SJSS has a highly sought-after acoustic, and an effortless charm to its front of house experience that makes it a go-to destination. Also, Benjamin Britten’s mother got married there.

We think of venues as being in competition with one another. That’s usually where the argument about whether we need to save one begins and ends.

Yep, in some respects venues are in competition with one another. In other ways the range of buildings we have available to us, the people that staff them, and the atmosphere they create, affords us complimentary destinations. That’s important for audiences in search of differing experiences.

I adore SJSS’s simplicity. It is a meeting point too. Magical things happen there. It’s in need £200K. Let’s not let go of it. That would be too easy.
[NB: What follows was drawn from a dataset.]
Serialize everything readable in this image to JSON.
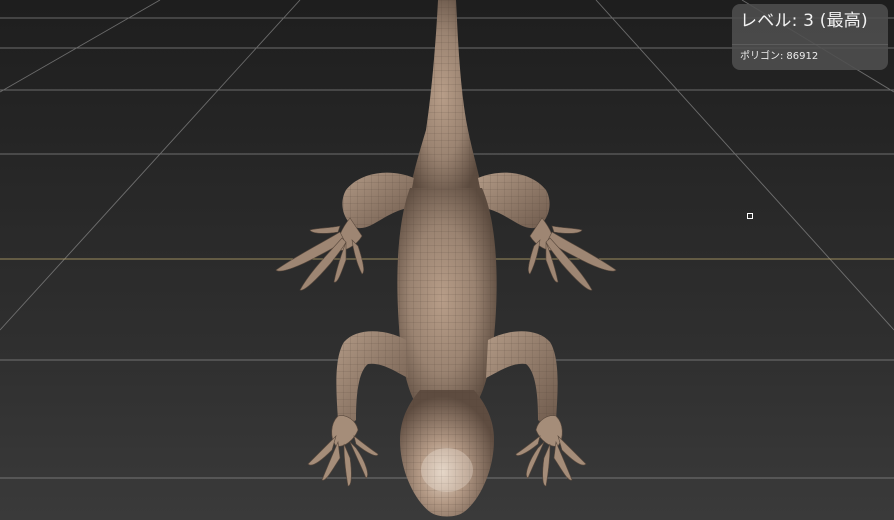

Review: The Moderate Soprano by David Hare at Duke of York’s Theatre, London

David Hare’s play The Moderate Soprano tells the story of the origins of Glyndebourne, dispelling the many myths that surround the iconic location.
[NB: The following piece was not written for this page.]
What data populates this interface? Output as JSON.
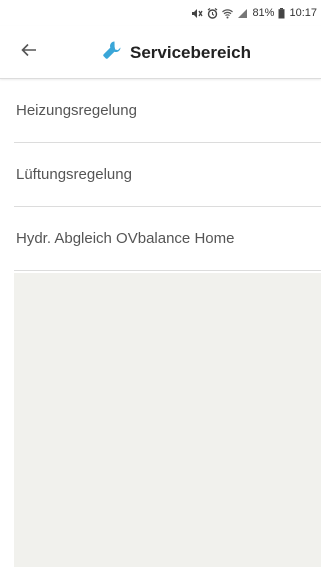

It’s a haphazard story too – pre-war aspirations of a moneyed man who brings three refugees from Nazi Germany back to pre-war Britain to produce Glyndebourne’s first season. What they achieve is rescuing Britain’s operatic tradition (such as it was) from a reputational low, bringing to bear their considerable experience of the European tradition of opera. You know, introducing novel ideas like stage directors, the separation of art from business, and auditions for principal roles. 
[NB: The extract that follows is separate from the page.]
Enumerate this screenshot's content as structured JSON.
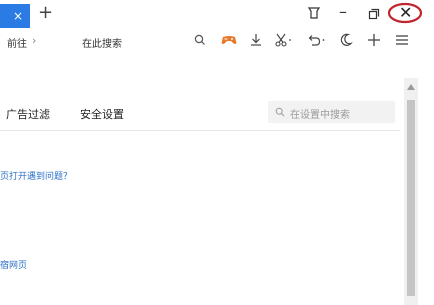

In that way, the play shines a light on the beginnings of arts administration. The painful tussles and awkward indignance are nothing in comparison to the painful truth David Hare reveals in his narrative: England just wasn’t really very good at opera in the 1930s. There was very little tradition to speak warmly of.

That it took three refugees to introduce standard practice is something even the arts seems to have conveniently forgotten to make a big song and dance about (boom tish, etc). That Hare wrote the play before the outcome of the referendum makes the play topic, painful and lip-bitingly awkward.

 

Photos: Johan Perrson

Timelines intertwine with cracking jibes at the moneyed elite, their need to be seen to be patrons, and our ignorance about the art form, its exponents and its demands.

Hare makes us feel sorry for Christie and his wife, full of good intent and unrealistic expectations. Those individuals who bring Glyndebourne to life are given the respect they and others like them are long overdue. Our cultural identity is down to those who found sanctuary here. And after that they went on to establish other institutions, like the Edinburgh Festival – was that point ever made clear during the 70th anniversary of Edinburgh International Festival last year? Not that I recall. 

The play is a great signpost for UK cultural history too, contextualising private patronage alongside post-war publically-funded arts provision. It reminds us of the many things we take for granted. That Hare's play is hosted at the Duke of York's Theatre across the road from one of those Arts Council funded institutions – English National Opera – its difficult not to see The Moderate Soprano as a lesson in arts management history.

Roger Allam shines effortlessly in the role of Glyndebourne founder John Christie. Nancy Caroll switches from the 1930s to her dying days 20 years later with ease, striding about the stage with wit, resolve, and empathy when the need arises. Jacob Fortune-Lloyd as Rudolf Bing cuts a dashing handsome figure, with a clipped Austrian accent to match. Jane Smith, Paul Jesson and Anthony Calf completes what is an extremely hard-working ensemble put under considerable demands. The last scene lingers a little. The concluding vignette feels a little tacked on the end. 

If you're interested in or work in arts administration you must go and see this. If you're interested in opera then you must go and see it. And if you're in any way bothered by the lies and deceit put out before, during and still after the referendum then you should go and see it as well. 

David Hare's The Moderate Soprano runs from 6 April – 20 June

The Thoroughly Good Blog is an independent blog celebrating classical music and the arts. Please consider supporting its development in 2018 by giving a donation using this PayPal.Me link.